August 25, 1909

Safe and Sanitary Way to
Dispose of Garbage.

"The time is at hand for this city to face the garbage problem and to face it in a safe and sanitary sort of way. In my opinion the proper solution lies not only in the collection of all refuse, but also in its final destruction. the city should be provided with an incinerating plant; indeed, it is now so large since the borders have been increased that we should have two such plants."

Dr. W. S. Wheeler, health commissioner, made this suggestion in the first annual report, which he read before the hospital and health board yesterday afternoon.

In discussing this subject Dr. Wheeler tells the board that J. I. Boyer contracted last December to remove garbage three times a day during the months between May and October and twice a day during the other months.

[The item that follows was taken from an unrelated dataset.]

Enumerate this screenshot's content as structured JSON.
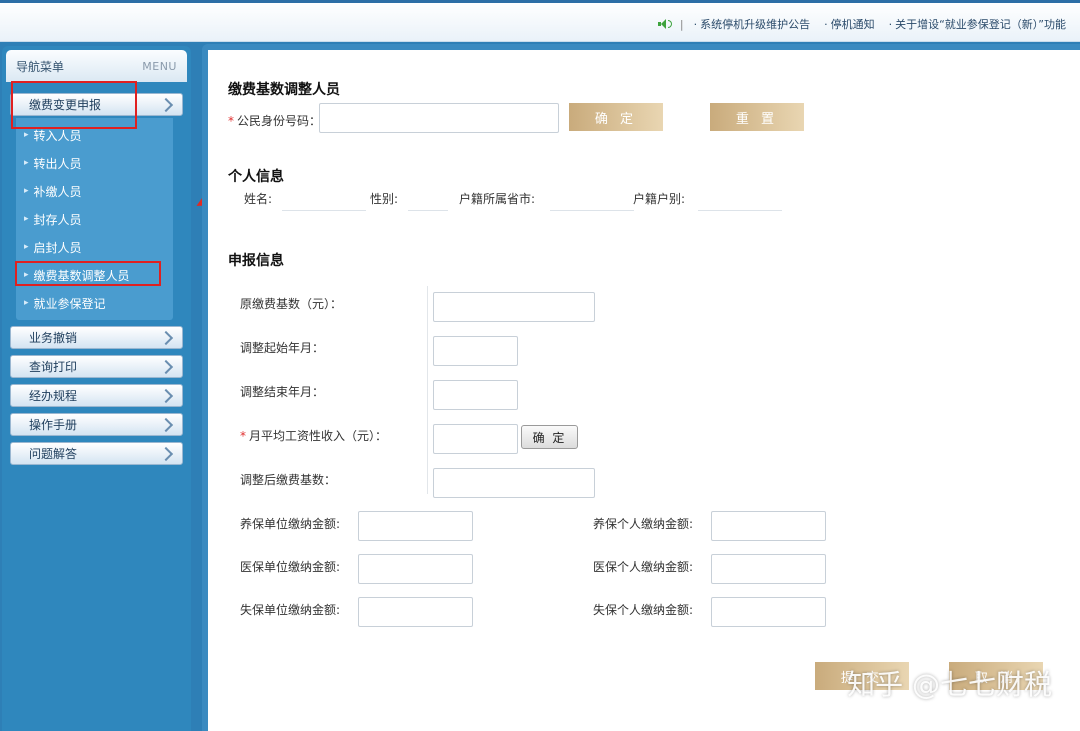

The garbage was to be removed away from the city.

"Up to this date," the report states, "Mr. Boyer has not in any particular fulfilled his contract with the city, and, with his present equipment, he will not be able to do so. further, Mr. Boyer has had implicit instructions from your health commissioner that the government officials had warned our department that no more garbage should be dumped into the Missouri river, but Mr. Boyer has, purposely or otherwise, not heeded our protestations in this respect."


Dr. Wheeler speaks of the workhouse as a "veritable pest house for all kinds of diseases." He blames the construction of the place for the unsanitary condition, and says "unfortunates are packed in cells like rats in holes." He suggests that the place be enlarged so that more cell room may be had, that sewer connections be made with each cell and that two wards be built where the attending physician may see that sick prisoners get humane treatment.

The commissioner next takes up the spit nuisance, tells of the ordinance passed concerning spitting in street cars, and says that education has done much to abate the nuisance.

In a long dissertation on "the house fly," he speaks of the diseases that are carried into homes by this insect. It is his opinion that typhoid fever and many intestinal troubles are spread by the fly.

He recommends the destruction of open vaults and that sewage should not be allowed to empty into adjacent streams, but should be destroyed completely. To keep the city in better condition he recommends more inspectors and a system by which tab may be kept on them to see that they work.